Operational Support and Assistance

The Information Management System for Mine Action (IMSMA) is developed in co-operation with UNMAS and is based on two modules:

  • The “Field Module” provides a ready-to-use tool for Mine Action Centres, at national and regional level, to cover their data collection and information management needs;
  • The “Headquarter Module” refines and collates the raw data from the field and provides the UN with improved capabilities for decision-making related to Mine Action. A pilot version was presented to UNMAS in April 2000.
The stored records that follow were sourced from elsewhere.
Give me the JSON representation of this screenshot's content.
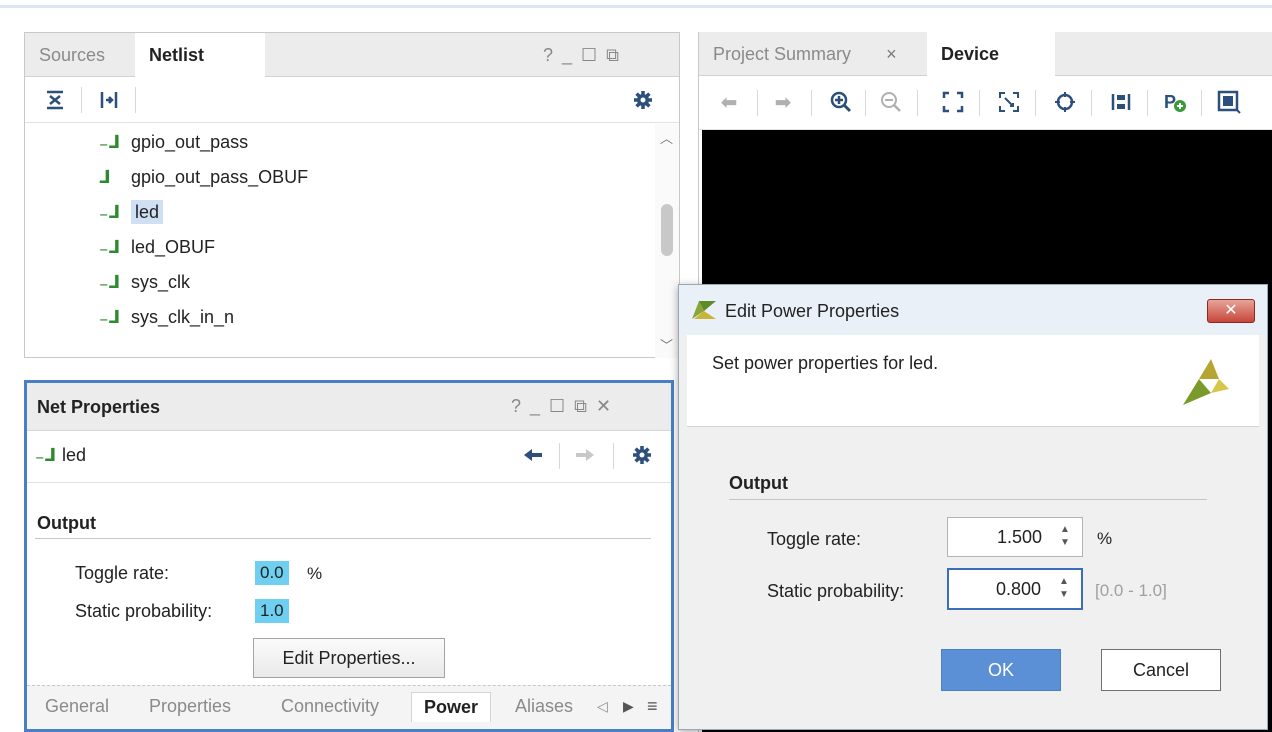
{
  "netlist_panel": {
    "tabs": [
      {
        "label": "Sources",
        "active": false
      },
      {
        "label": "Netlist",
        "active": true
      }
    ],
    "tab_close": "×",
    "window_controls": "? _ ☐ ⧉",
    "tree_items": [
      {
        "label": "gpio_out_pass",
        "selected": false
      },
      {
        "label": "gpio_out_pass_OBUF",
        "selected": false
      },
      {
        "label": "led",
        "selected": true
      },
      {
        "label": "led_OBUF",
        "selected": false
      },
      {
        "label": "sys_clk",
        "selected": false
      },
      {
        "label": "sys_clk_in_n",
        "selected": false
      }
    ]
  },
  "net_properties": {
    "title": "Net Properties",
    "window_controls": "? _ ☐ ⧉ ✕",
    "net_name": "led",
    "section": "Output",
    "toggle_rate_label": "Toggle rate:",
    "toggle_rate_value": "0.0",
    "toggle_rate_unit": "%",
    "static_prob_label": "Static probability:",
    "static_prob_value": "1.0",
    "edit_button": "Edit Properties...",
    "bottom_tabs": [
      {
        "label": "General",
        "active": false
      },
      {
        "label": "Properties",
        "active": false
      },
      {
        "label": "Connectivity",
        "active": false
      },
      {
        "label": "Power",
        "active": true
      },
      {
        "label": "Aliases",
        "active": false
      }
    ]
  },
  "device_panel": {
    "tabs": [
      {
        "label": "Project Summary",
        "active": false
      },
      {
        "label": "Device",
        "active": true
      }
    ]
  },
  "dialog": {
    "title": "Edit Power Properties",
    "close_label": "✕",
    "message": "Set power properties for led.",
    "section": "Output",
    "toggle_rate_label": "Toggle rate:",
    "toggle_rate_value": "1.500",
    "toggle_rate_unit": "%",
    "static_prob_label": "Static probability:",
    "static_prob_value": "0.800",
    "static_prob_range": "[0.0 - 1.0]",
    "ok_label": "OK",
    "cancel_label": "Cancel"
  },
  "colors": {
    "accent_blue": "#4a7fc4",
    "value_highlight": "#6fcff0",
    "ok_button": "#5b8fd6",
    "net_icon": "#2d8a2d"
  }
}
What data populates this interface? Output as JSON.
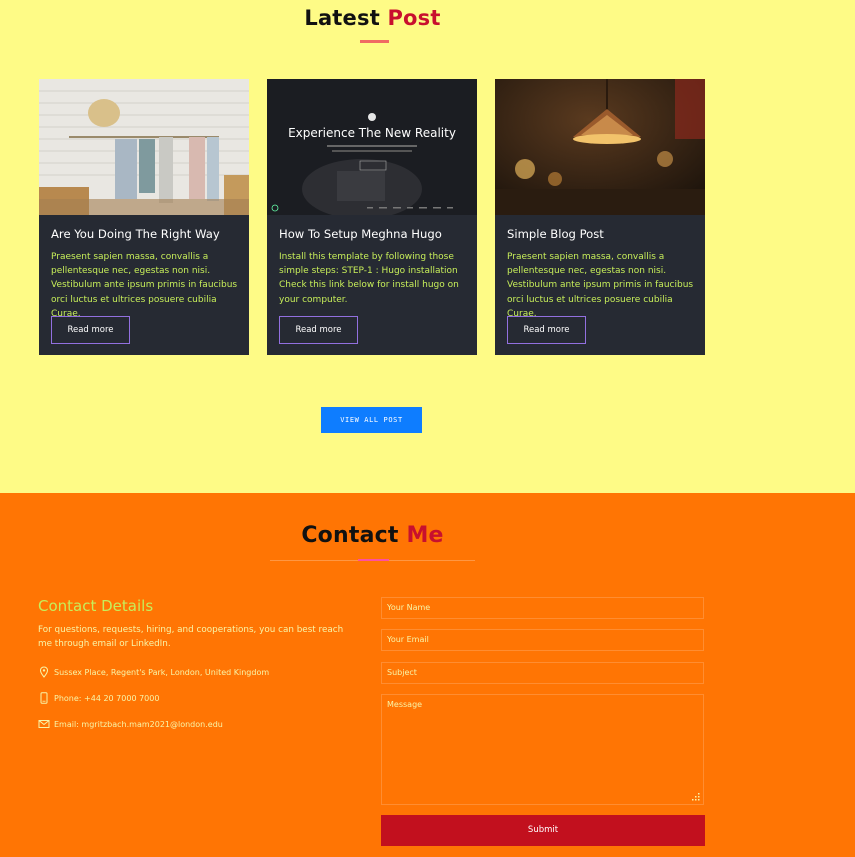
{
  "latest": {
    "title_main": "Latest",
    "title_accent": "Post",
    "posts": [
      {
        "title": "Are You Doing The Right Way",
        "excerpt": "Praesent sapien massa, convallis a pellentesque nec, egestas non nisi. Vestibulum ante ipsum primis in faucibus orci luctus et ultrices posuere cubilia Curae.",
        "button": "Read more"
      },
      {
        "title": "How To Setup Meghna Hugo",
        "excerpt": "Install this template by following those simple steps: STEP-1 : Hugo installation Check this link below for install hugo on your computer.",
        "button": "Read more",
        "image_heading": "Experience The New Reality"
      },
      {
        "title": "Simple Blog Post",
        "excerpt": "Praesent sapien massa, convallis a pellentesque nec, egestas non nisi. Vestibulum ante ipsum primis in faucibus orci luctus et ultrices posuere cubilia Curae.",
        "button": "Read more"
      }
    ],
    "view_all": "VIEW ALL POST"
  },
  "contact": {
    "title_main": "Contact",
    "title_accent": "Me",
    "details_heading": "Contact Details",
    "details_text": "For questions, requests, hiring, and cooperations, you can best reach me through email or LinkedIn.",
    "address": "Sussex Place, Regent's Park, London, United Kingdom",
    "phone": "Phone: +44 20 7000 7000",
    "email": "Email: mgritzbach.mam2021@london.edu",
    "form": {
      "name_placeholder": "Your Name",
      "email_placeholder": "Your Email",
      "subject_placeholder": "Subject",
      "message_placeholder": "Message",
      "submit": "Submit"
    }
  },
  "colors": {
    "latest_bg": "#fefb86",
    "contact_bg": "#ff7504",
    "accent_red": "#c8102e",
    "card_bg": "#262a33",
    "card_text": "#c7ee5a",
    "view_all_bg": "#0e7dff",
    "submit_bg": "#c2101e"
  }
}
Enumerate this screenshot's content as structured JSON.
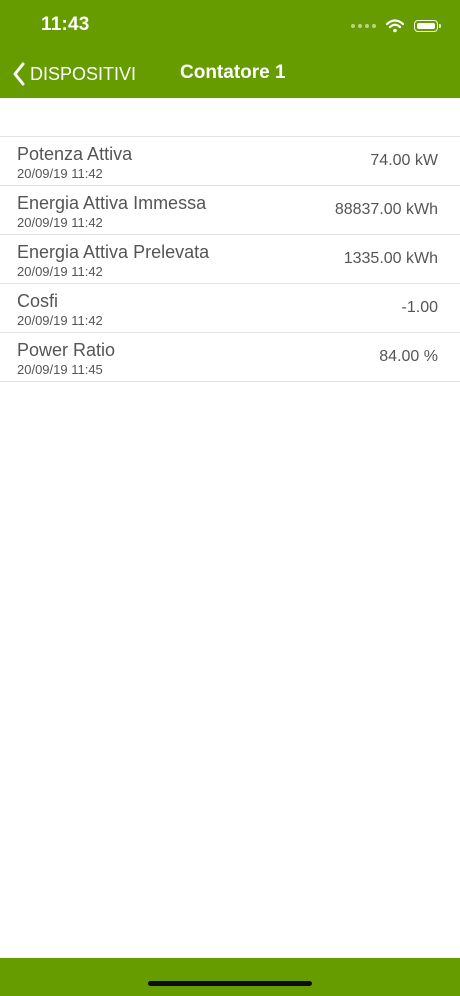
{
  "status_bar": {
    "time": "11:43"
  },
  "nav": {
    "back_label": "DISPOSITIVI",
    "title": "Contatore 1"
  },
  "rows": [
    {
      "title": "Potenza Attiva",
      "date": "20/09/19 11:42",
      "value": "74.00 kW"
    },
    {
      "title": "Energia Attiva Immessa",
      "date": "20/09/19 11:42",
      "value": "88837.00 kWh"
    },
    {
      "title": "Energia Attiva Prelevata",
      "date": "20/09/19 11:42",
      "value": "1335.00 kWh"
    },
    {
      "title": "Cosfi",
      "date": "20/09/19 11:42",
      "value": "-1.00"
    },
    {
      "title": "Power Ratio",
      "date": "20/09/19 11:45",
      "value": "84.00 %"
    }
  ],
  "icons": {
    "back": "chevron-left-icon",
    "wifi": "wifi-icon",
    "battery": "battery-icon",
    "signal": "cellular-signal-icon"
  },
  "colors": {
    "bar_green": "#669c00",
    "text_gray": "#555555",
    "separator": "#e2e2e2"
  }
}
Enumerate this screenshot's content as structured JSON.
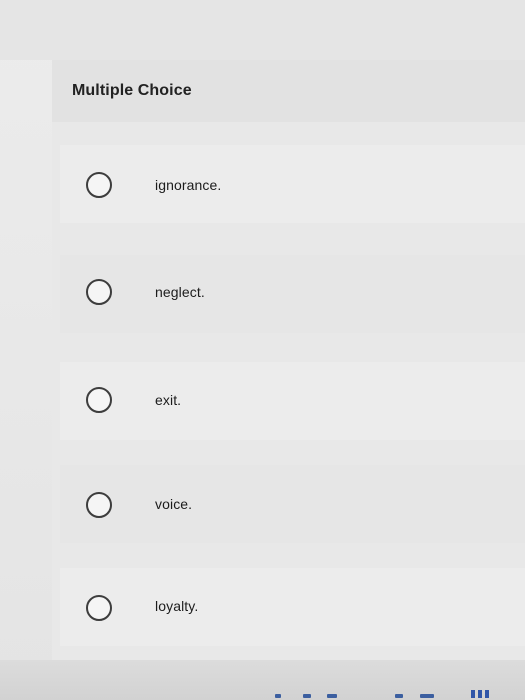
{
  "question": {
    "type_label": "Multiple Choice",
    "options": [
      {
        "label": "ignorance."
      },
      {
        "label": "neglect."
      },
      {
        "label": "exit."
      },
      {
        "label": "voice."
      },
      {
        "label": "loyalty."
      }
    ]
  },
  "icons": {
    "radio": "radio-button-unselected",
    "bottom_right": "grid-icon"
  },
  "colors": {
    "background": "#e8e8e8",
    "radio_border": "#3d3d3d",
    "text": "#1c1c1c",
    "accent": "#2f55a8"
  }
}
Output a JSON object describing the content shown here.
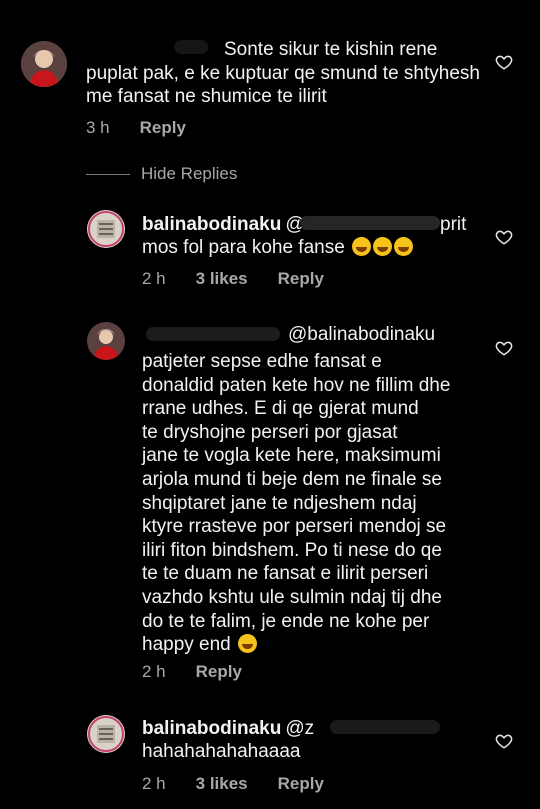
{
  "comments": [
    {
      "text": "Sonte sikur te kishin rene puplat pak, e ke kuptuar qe smund te shtyhesh me fansat ne shumice te ilirit",
      "time": "3 h",
      "reply_label": "Reply"
    }
  ],
  "replies_toggle": "Hide Replies",
  "replies": [
    {
      "username": "balinabodinaku",
      "mention": "@",
      "text_suffix": "pritmos fol para kohe fanse",
      "line1_end": "prit",
      "line2": "mos fol para kohe fanse",
      "time": "2 h",
      "likes": "3 likes",
      "reply_label": "Reply"
    },
    {
      "mention": "@balinabodinaku",
      "lines": [
        "patjeter sepse edhe fansat e",
        "donaldid paten kete hov ne fillim dhe",
        "rrane udhes. E di qe gjerat mund",
        "te  dryshojne perseri por gjasat",
        "jane te vogla kete here, maksimumi",
        "arjola mund ti beje dem ne finale se",
        "shqiptaret jane te ndjeshem ndaj",
        "ktyre rrasteve por perseri mendoj se",
        "iliri fiton bindshem. Po ti nese do qe",
        "te te duam ne fansat e ilirit perseri",
        "vazhdo kshtu ule sulmin ndaj tij dhe",
        "do te te falim, je ende ne kohe per",
        "happy end"
      ],
      "time": "2 h",
      "reply_label": "Reply"
    },
    {
      "username": "balinabodinaku",
      "mention": "@z",
      "line2": "hahahahahahaaaa",
      "time": "2 h",
      "likes": "3 likes",
      "reply_label": "Reply"
    }
  ],
  "icons": {
    "heart": "heart-outline-icon",
    "emoji_laugh": "rolling-laughing-emoji",
    "emoji_smile": "grinning-emoji"
  },
  "colors": {
    "background": "#000000",
    "text": "#f2f2f2",
    "muted": "#a8a8a8"
  }
}
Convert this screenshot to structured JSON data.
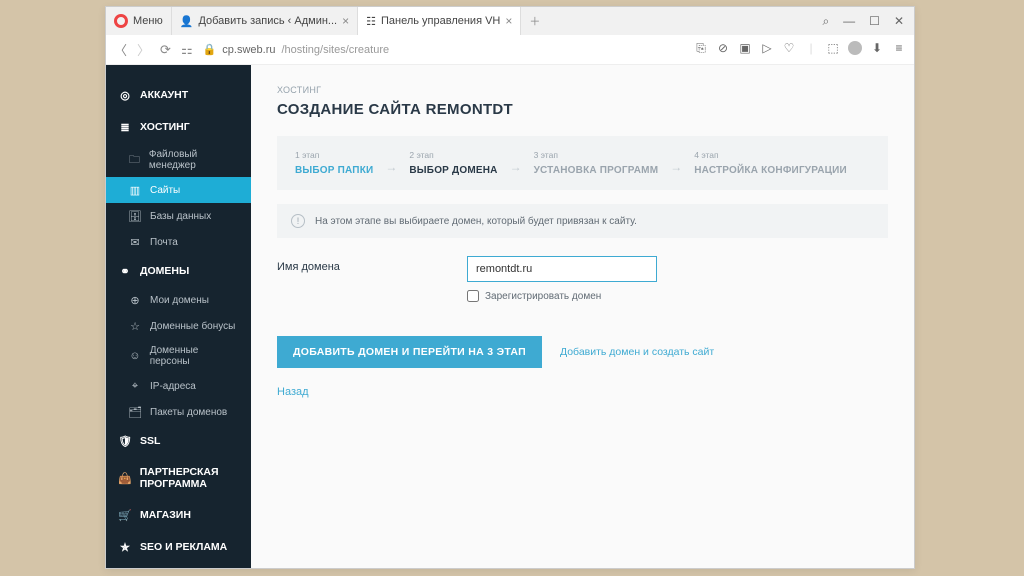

The Field Module was first installed to Kosovo in June 1999. To cope with the specific needs of a war/post-war situation, the module was subsequently adapted to meet the requirements of the International Security Force (KFOR).

To date, the Field Module is in use in Kosovo, Yemen, Azerbaijan, Chad and Estonia. In addition, three Central Training Courses took place in Geneva and on-site training was provided to Kosovo, Yemen, Chad, Estonia and to the U.S. Army Engineer School. It is actually planned to install the Field Module in more than 20 countries. The WHO as well as other organisations involved in Mine Action are in the process of studying or adapting IMSMA for their use as well.

Assessment Mission, Deployments and Consultancy

Staff members of the Centre participated in UN Assessment Mission to Zimbabwe, Namibia, Zambia and Egypt. In addition, three staff members were deployed to assist the UN in establishing the Mine Action Co-ordination Centre (UNMACC) in Kosovo between June and August 1999. This engagement enabled UN to accelerate the setting-up of Mine Action structures in a very crucial phase. Finally, one staff member was deployed to Cambodia as Technical Advisor to a mechanical demining project in Cambodia between March and May 2000, and consultant work was carried out for the Croatian MAC, for the Swiss Federal Ministry of Foreign Affairs, for the German Government and for the ICRC.

UNMAS Geneva Conference

The third UNMAS Geneva Conference took place between 20 and 22 March and was highlighted by the keynote speech of Her Majesty, Queen Noor of Jordan. Representatives of over twenty mine-affected countries, of UN agencies, NGOs and observers attended this conference. This increasing number of participants may show the importance and the need for such a forum in the framework of Mine Action. Beside the focus on information exchange and interchange, the key issue of this year’s conference was “integration” in relation to the planning, manner and conduct of Mine Action activities in their various forms, and this topic was successfully approached from an interactive standpoint.

Mine Ban Convention

The Centre provided the necessary organisation and venue for meetings of the Standing Committees of Experts (SCE) within the framework of the Mine Ban Convention (MBC) process. The aim of this Intersessional Work is to enable the States Parties to advance Mine Action efforts and measure achievements. Therefore, each SCE has been tasked to set up recommendations and report to the Second Meeting of States Parties, which will take place in Geneva between 11 and 15 September 2000.

The SCE meetings brought together representatives of States Parties, non-States Parties, of international organisations, NGOs and various experts who have addressed key issues of the MBC in order to ensure its effective implementation.

The Centre has also provided technical input to the SCEs in the areas of Mine Clearance, Victim Assistance, Stockpile Destruction and Technology. Some of the input has been in the form of presentations of progress with existing work. In other areas, staff members of the Centre have provided input for inter-meeting consultations, specialist papers and the provision of technical advice.

 Point of Contact

Location: 7bis, Avenue de la Paix, Geneva

(Building of the World Meteorological Organisation, WMO)

Address: (GICHD)

Geneva International Centre for Humanitarian Demining

PO Box 1300

1211 Geneva 1

Phone: ++41 22 906 1660

Fax: ++41 22 906 1690

Email: gichd@gichd.ch

Homepage: www.gichd.ch